It is one of the most beautiful river landscapes in the world.
It preserves in an intact and visible form many traces - in terms of architecture, (monasteries, castles, ruins), urban design, (towns and villages), and agricultural use, principally for the cultivation of vines - of its evolution since prehistoric times.
You can reach Melk by car or by train, but I believe one of the most interesting ways of doing this is taking a "wachau river cruise"
"Take the train in the morning from Westbahnhof (Vienna) to Melk,visit the Melk Abbey, then board the ship in Melk at 13:50 for the journey to Krems and return to Vienna by train, arriving at Franz-Josefs-Bahnhof."
For timetables, kombitickets and more information:
One of my fondest memories of Melk were the great views of the old town from the balcony of the Stift Melk. In fact, you can see the whole town from here, as well as the Danube River plus surrounding natural landscape and hills.
The balcony area of Stift Melk is located after the museum area and before you enter the impressive library and monastery church areas. Besides views of the old town, the balcony area offers great views of the exterior facade of the Stift Melk.
I know, I know... this map won't be a great help for you but at least you can see the town planning of Melk.
At the foot of the map (on the left side) you can see the Danube river. And I think you can see the Melk Abby as well.

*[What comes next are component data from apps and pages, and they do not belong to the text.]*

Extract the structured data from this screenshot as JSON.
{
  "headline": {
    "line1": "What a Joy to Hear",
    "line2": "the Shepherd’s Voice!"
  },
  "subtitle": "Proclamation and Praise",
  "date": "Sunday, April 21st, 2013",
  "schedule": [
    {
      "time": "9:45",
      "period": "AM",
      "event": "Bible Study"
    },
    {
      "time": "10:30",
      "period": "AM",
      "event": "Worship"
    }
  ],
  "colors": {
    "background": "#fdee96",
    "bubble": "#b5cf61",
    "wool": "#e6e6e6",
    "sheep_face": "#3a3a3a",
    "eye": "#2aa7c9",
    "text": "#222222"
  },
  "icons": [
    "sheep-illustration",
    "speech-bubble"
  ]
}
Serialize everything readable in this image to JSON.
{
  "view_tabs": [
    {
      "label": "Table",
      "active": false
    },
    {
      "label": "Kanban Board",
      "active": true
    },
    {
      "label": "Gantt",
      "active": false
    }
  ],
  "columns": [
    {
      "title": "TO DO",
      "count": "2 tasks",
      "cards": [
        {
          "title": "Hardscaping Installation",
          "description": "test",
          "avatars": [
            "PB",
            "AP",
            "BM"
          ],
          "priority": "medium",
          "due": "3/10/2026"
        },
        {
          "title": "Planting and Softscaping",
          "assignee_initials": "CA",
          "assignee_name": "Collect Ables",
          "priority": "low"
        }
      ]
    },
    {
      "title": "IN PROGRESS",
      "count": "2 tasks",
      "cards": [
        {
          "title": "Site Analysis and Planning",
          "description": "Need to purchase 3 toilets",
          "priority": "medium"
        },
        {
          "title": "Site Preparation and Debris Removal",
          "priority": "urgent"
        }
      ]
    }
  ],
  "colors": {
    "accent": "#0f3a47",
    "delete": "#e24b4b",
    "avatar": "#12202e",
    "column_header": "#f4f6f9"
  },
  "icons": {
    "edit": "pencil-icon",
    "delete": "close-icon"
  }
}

On that map I marked the Tourist information.
Favorite thing: Melk is about 50 miles west of Vienna. Some visitors come from the capital by boat, others by coach; I arrived by train. In all, Melk Stift is said to receive half a million visitors a year! But if you are fortunate, you can still feel as if you are making a personal pilgrimage to this impressive site. I was there on a beautiful Saturday afternoon in early June, and I didn't feel at all pressed or crushed or lost in a throng. When I was there, the village center was practically deserted; I felt as if I had the place to myself. (I've been told that the July and August are the busiest months at Melk.)
Favorite thing: Before it was an Abbey, it was a fortress: this is prime real estate indeed! Tenth century warlords and chieftains realized that this hilltop high above the Danube was a place of strategic importance, and they established a bastion there that helped to establish Melk as a key location for the control of the entire region. Really, it was quite a coup for the Benedictenes to gain control of the location, and to use it as the base of their own operations. The Benedictenes were also very interested in power - albeit in a somewhat different fashion from the typical medieval warrior.
Favorite thing: Before climbing up to the Abbey, I was able to find an ATM machine in the village square, and to have a coffee at one of the outdoor cafes in the village square. (It continues to impress me that you can find ATM machines that accept my bankcard from rural Michigan all around the world.)
Favorite thing: As one travels from Salzburg to Vienna, either by car along the western motorway or by train, one should on no account miss looking out of the window to the left about an hour and a half before reaching the capital. On a precise overlookinh the green meadows beside the Danube stand an abbey and a church, crowned by towers and resplendent in golden ochre.
Favorite thing: My wife and I managed to spot these huge and colourful flowers along the streets of Melk. During summer time, you will be able to see flowers of all colours, shapes and sizes while in Austria and other parts of Europe :)
Favorite thing: Melk is on the Danube, and like all rivers, the waters of the Danube will occasionally overflow its banks. This riverside building in Melk shows its all-time highwater mark above the ground-floor windows. It occured all the way back in 1501, so we really can't blame it upon global warming.
The abbey building itself might well be mistaken for a palace.
This is Melk Abbey, one of the most imposing architectural masterpieces north of the Alps and a focal point in the formative years of Austria's history.